Before you begin writing thank you letters, spend some time thinking about the letter and who it will be going to.
- What has the donor’s contribution enabled the organization to do?
- Is it the first time the donor has contributed, or is it a repeat donor?
- Will the organization use a tiered acknowledgement system?
- Who will sign the letters?
As you begin thinking about the responses to the questions above, it is also a good idea to develop a timeline for saying “thanks.” It should be common sense to thank donors quickly; however, many donors report not receiving any acknowledgement of their donation for months. This is unacceptable, no matter the size of the gift, all donors deserve the respect of a “thank you” within seven days of receipt of the donation. As a matter of fact, best practices in the fundraising field tell us that nonprofits should be sending out thank you letters within two days of receiving the donation.
Now that you have determined the answers to the above questions, it is time to sit down and write the letter. Begin by personalizing the letter, since the person has made a donation, you know their name…never write a letter to “Dear Friend.”
Next, your opening sentence needs to connect with the donor. This is your chance to let donors know how much you appreciate them. Here is a perfect spot to include a brief story about someone who benefits from the services of your organization. Use phrases such as, “your donation is making a difference,” “because of you we have been able to…”, etc.
If the donor is making the gift in response to your annual appeal or another campaign, make mention of it. This is another way of letting the donor know that their letter is personalized and not a letter you are sending to everyone. This section of the letter may also include a statement that the IRS requires about the deductibility of the donation; however, it is not enough to send a letter that only has the IRS statement and an amount. Doing so is not saying thank you; it is just complying with the law.
Let donors know how you will be using the funds that they have contributed and remember to say thank you once again. Conclude the letter by inviting the donor to stay in touch, perhaps by connecting on social media or signing up to receive your newsletter on your website.
Conclude your letter with a signature….a live signature, not one that has been computer generated.

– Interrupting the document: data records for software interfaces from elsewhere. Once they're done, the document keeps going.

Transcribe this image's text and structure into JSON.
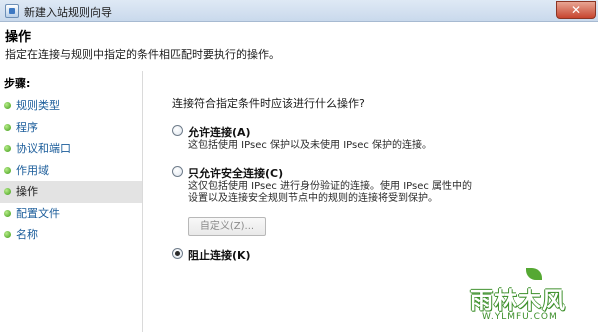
{
  "window": {
    "title": "新建入站规则向导",
    "close_glyph": "✕"
  },
  "header": {
    "title": "操作",
    "description": "指定在连接与规则中指定的条件相匹配时要执行的操作。"
  },
  "steps": {
    "heading": "步骤:",
    "items": [
      {
        "label": "规则类型",
        "active": false
      },
      {
        "label": "程序",
        "active": false
      },
      {
        "label": "协议和端口",
        "active": false
      },
      {
        "label": "作用域",
        "active": false
      },
      {
        "label": "操作",
        "active": true
      },
      {
        "label": "配置文件",
        "active": false
      },
      {
        "label": "名称",
        "active": false
      }
    ]
  },
  "main": {
    "question": "连接符合指定条件时应该进行什么操作?",
    "options": [
      {
        "label": "允许连接(A)",
        "description": "这包括使用 IPsec 保护以及未使用 IPsec 保护的连接。",
        "selected": false
      },
      {
        "label": "只允许安全连接(C)",
        "description": "这仅包括使用 IPsec 进行身份验证的连接。使用 IPsec 属性中的设置以及连接安全规则节点中的规则的连接将受到保护。",
        "selected": false
      },
      {
        "label": "阻止连接(K)",
        "description": "",
        "selected": true
      }
    ],
    "customize_button": "自定义(Z)..."
  },
  "watermark": {
    "brand": "雨林木风",
    "url": "W.YLMFU.COM"
  },
  "colors": {
    "titlebar": "#c9d9ec",
    "step_link": "#1a5c9a",
    "step_active_bg": "#e3e3e3",
    "step_bullet": "#3f9b17",
    "close_button": "#c7452f"
  }
}
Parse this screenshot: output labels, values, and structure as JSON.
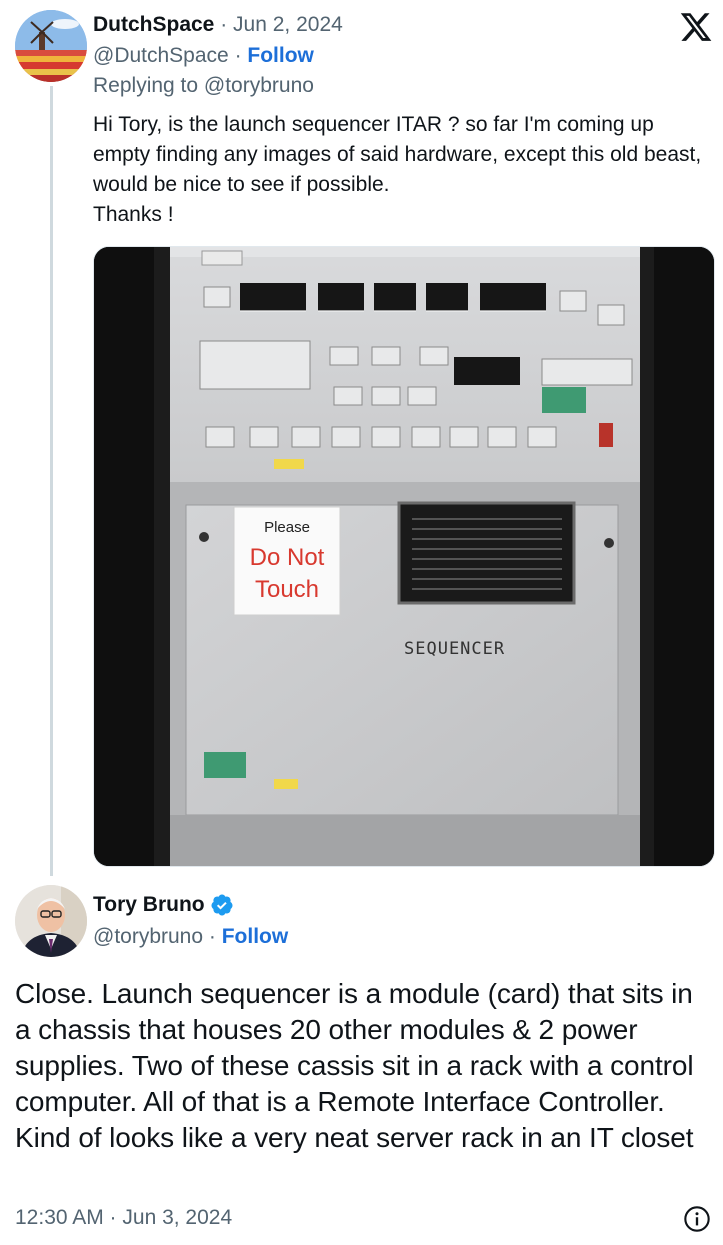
{
  "reply": {
    "name": "DutchSpace",
    "date": "Jun 2, 2024",
    "handle": "@DutchSpace",
    "follow_label": "Follow",
    "replying_to": "Replying to @torybruno",
    "text_lines": [
      "Hi Tory, is the launch sequencer ITAR ? so far I'm coming up empty finding any images of said hardware, except this old beast, would be nice to see if possible.",
      "Thanks !"
    ],
    "photo": {
      "sign_line1": "Please",
      "sign_line2": "Do Not",
      "sign_line3": "Touch",
      "panel_label": "SEQUENCER"
    }
  },
  "tweet": {
    "name": "Tory Bruno",
    "handle": "@torybruno",
    "follow_label": "Follow",
    "text": "Close. Launch sequencer is a module (card) that sits in a chassis that houses 20 other modules & 2 power supplies. Two of these cassis sit in a rack with a control computer. All of that is a Remote Interface Controller. Kind of looks like a very neat server rack in an IT closet",
    "timestamp": "12:30 AM · Jun 3, 2024"
  },
  "icons": {
    "logo": "x-logo-icon",
    "verified": "verified-badge-icon",
    "info": "info-icon"
  },
  "colors": {
    "follow": "#1d6fd8",
    "verified": "#1d9bf0",
    "muted": "#536471"
  }
}
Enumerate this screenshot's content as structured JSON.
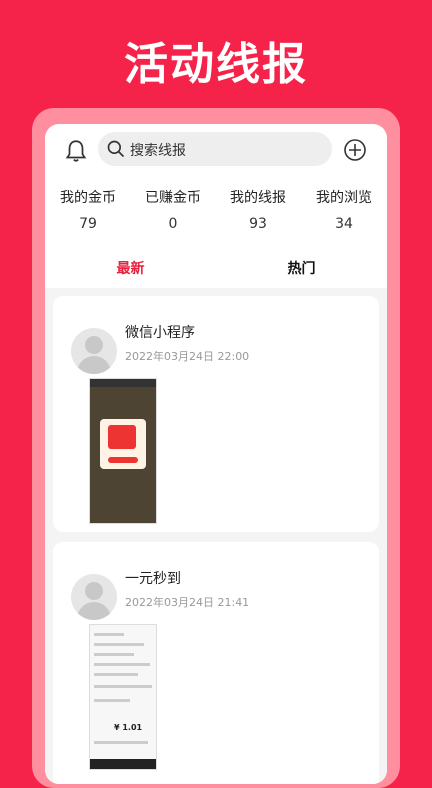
{
  "banner": {
    "title": "活动线报"
  },
  "topbar": {
    "bell_icon": "bell-icon",
    "search_placeholder": "搜索线报",
    "plus_icon": "plus-circle-icon"
  },
  "stats": [
    {
      "label": "我的金币",
      "value": "79"
    },
    {
      "label": "已赚金币",
      "value": "0"
    },
    {
      "label": "我的线报",
      "value": "93"
    },
    {
      "label": "我的浏览",
      "value": "34"
    }
  ],
  "tabs": [
    {
      "label": "最新",
      "active": true
    },
    {
      "label": "热门",
      "active": false
    }
  ],
  "feed": [
    {
      "title": "微信小程序",
      "time": "2022年03月24日 22:00",
      "amount": ""
    },
    {
      "title": "一元秒到",
      "time": "2022年03月24日 21:41",
      "amount": "¥ 1.01"
    }
  ],
  "colors": {
    "brand": "#f5234a",
    "active_tab": "#e8213f"
  }
}
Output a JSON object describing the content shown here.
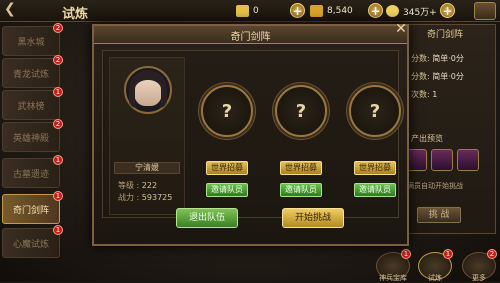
{
  "header": {
    "title": "试炼",
    "back_icon": "back-arrow-icon"
  },
  "resources": [
    {
      "name": "元宝",
      "value": "0",
      "color": "#e6c04a"
    },
    {
      "name": "金币",
      "value": "8,540",
      "color": "#d9a52a"
    },
    {
      "name": "体力",
      "value": "345万+",
      "color": "#f0d060"
    }
  ],
  "sidebar": {
    "items": [
      {
        "label": "黑水城",
        "badge": "2"
      },
      {
        "label": "青龙试炼",
        "badge": "2"
      },
      {
        "label": "武林榜",
        "badge": "1"
      },
      {
        "label": "英雄神殿",
        "badge": "2"
      },
      {
        "label": "古墓遗迹",
        "badge": "1"
      },
      {
        "label": "奇门剑阵",
        "badge": "1"
      },
      {
        "label": "心魔试炼",
        "badge": "1"
      }
    ],
    "active_index": 5
  },
  "right_panel": {
    "title": "奇门剑阵",
    "lines": [
      {
        "label": "分数:",
        "value": "简单·0分"
      },
      {
        "label": "分数:",
        "value": "简单·0分"
      },
      {
        "label": "次数:",
        "value": "1"
      }
    ],
    "drop_title": "产出预览",
    "auto_text": "满员自动开始挑战",
    "challenge_label": "挑 战"
  },
  "modal": {
    "title": "奇门剑阵",
    "leader": {
      "name": "宁清媛",
      "level_label": "等级 :",
      "level": "222",
      "power_label": "战力 :",
      "power": "593725"
    },
    "slots": [
      {
        "placeholder": "?",
        "recruit": "世界招募",
        "invite": "邀请队员"
      },
      {
        "placeholder": "?",
        "recruit": "世界招募",
        "invite": "邀请队员"
      },
      {
        "placeholder": "?",
        "recruit": "世界招募",
        "invite": "邀请队员"
      }
    ],
    "leave_label": "退出队伍",
    "start_label": "开始挑战"
  },
  "bottom_nav": [
    {
      "label": "神兵宝库",
      "badge": "1"
    },
    {
      "label": "试炼",
      "badge": "1"
    },
    {
      "label": "更多",
      "badge": "2"
    }
  ]
}
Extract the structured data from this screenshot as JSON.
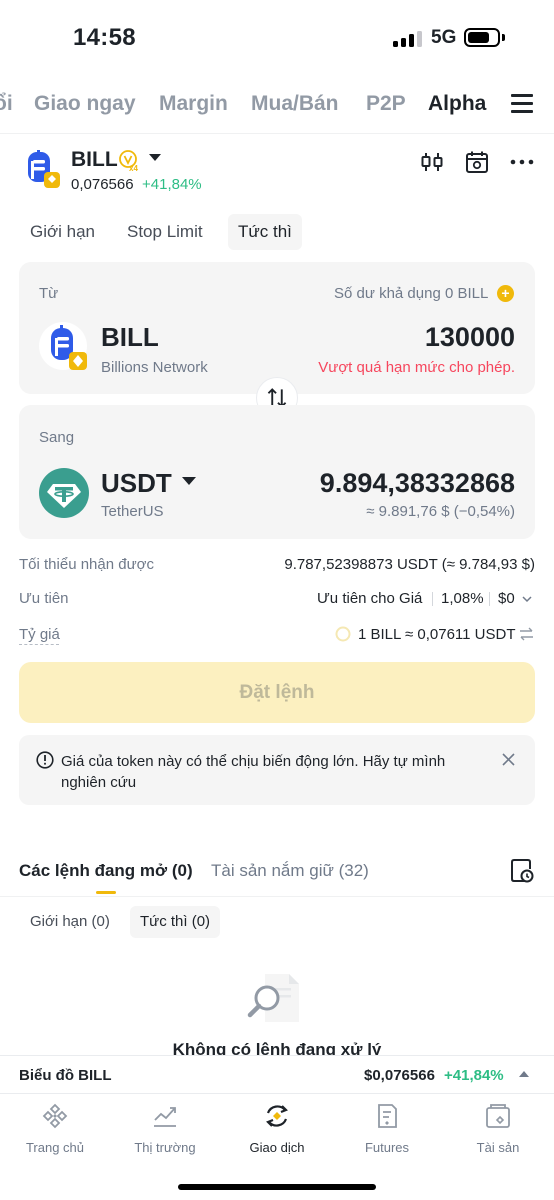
{
  "status_bar": {
    "time": "14:58",
    "network": "5G"
  },
  "top_tabs": [
    {
      "label": "ổi"
    },
    {
      "label": "Giao ngay"
    },
    {
      "label": "Margin"
    },
    {
      "label": "Mua/Bán"
    },
    {
      "label": "P2P"
    },
    {
      "label": "Alpha"
    }
  ],
  "pair": {
    "symbol": "BILL",
    "price": "0,076566",
    "change": "+41,84%",
    "badge": "x4"
  },
  "order_tabs": [
    {
      "label": "Giới hạn"
    },
    {
      "label": "Stop Limit"
    },
    {
      "label": "Tức thì"
    }
  ],
  "from": {
    "label": "Từ",
    "balance": "Số dư khả dụng 0 BILL",
    "symbol": "BILL",
    "name": "Billions Network",
    "amount": "130000",
    "error": "Vượt quá hạn mức cho phép."
  },
  "to": {
    "label": "Sang",
    "symbol": "USDT",
    "name": "TetherUS",
    "amount": "9.894,38332868",
    "approx": "≈ 9.891,76 $ (−0,54%)"
  },
  "info": {
    "min_receive_label": "Tối thiểu nhận được",
    "min_receive_value": "9.787,52398873 USDT (≈ 9.784,93 $)",
    "priority_label": "Ưu tiên",
    "priority_value": "Ưu tiên cho Giá",
    "priority_pct": "1,08%",
    "priority_fee": "$0",
    "rate_label": "Tỷ giá",
    "rate_value": "1 BILL ≈ 0,07611 USDT"
  },
  "place_order": "Đặt lệnh",
  "warning": "Giá của token này có thể chịu biến động lớn. Hãy tự mình nghiên cứu",
  "bottom_tabs": [
    {
      "label": "Các lệnh đang mở (0)"
    },
    {
      "label": "Tài sản nắm giữ (32)"
    }
  ],
  "sub_tabs": [
    {
      "label": "Giới hạn (0)"
    },
    {
      "label": "Tức thì (0)"
    }
  ],
  "empty_text": "Không có lệnh đang xử lý",
  "chart_bar": {
    "label": "Biểu đồ BILL",
    "price": "$0,076566",
    "change": "+41,84%"
  },
  "nav": [
    {
      "label": "Trang chủ",
      "icon": "home-icon"
    },
    {
      "label": "Thị trường",
      "icon": "markets-icon"
    },
    {
      "label": "Giao dịch",
      "icon": "trade-icon"
    },
    {
      "label": "Futures",
      "icon": "futures-icon"
    },
    {
      "label": "Tài sản",
      "icon": "wallet-icon"
    }
  ],
  "colors": {
    "accent": "#f0b90b",
    "positive": "#2ebd85",
    "negative": "#f6465d",
    "bill_blue": "#2f5be8",
    "usdt_teal": "#3a9e8f"
  }
}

Be very careful about one HUGE mistake that many organizations make: Do NOT use the thank you letter as a platform to request another donation. The thank you letter should only be used to say thank you and to let your donors know that you appreciate them.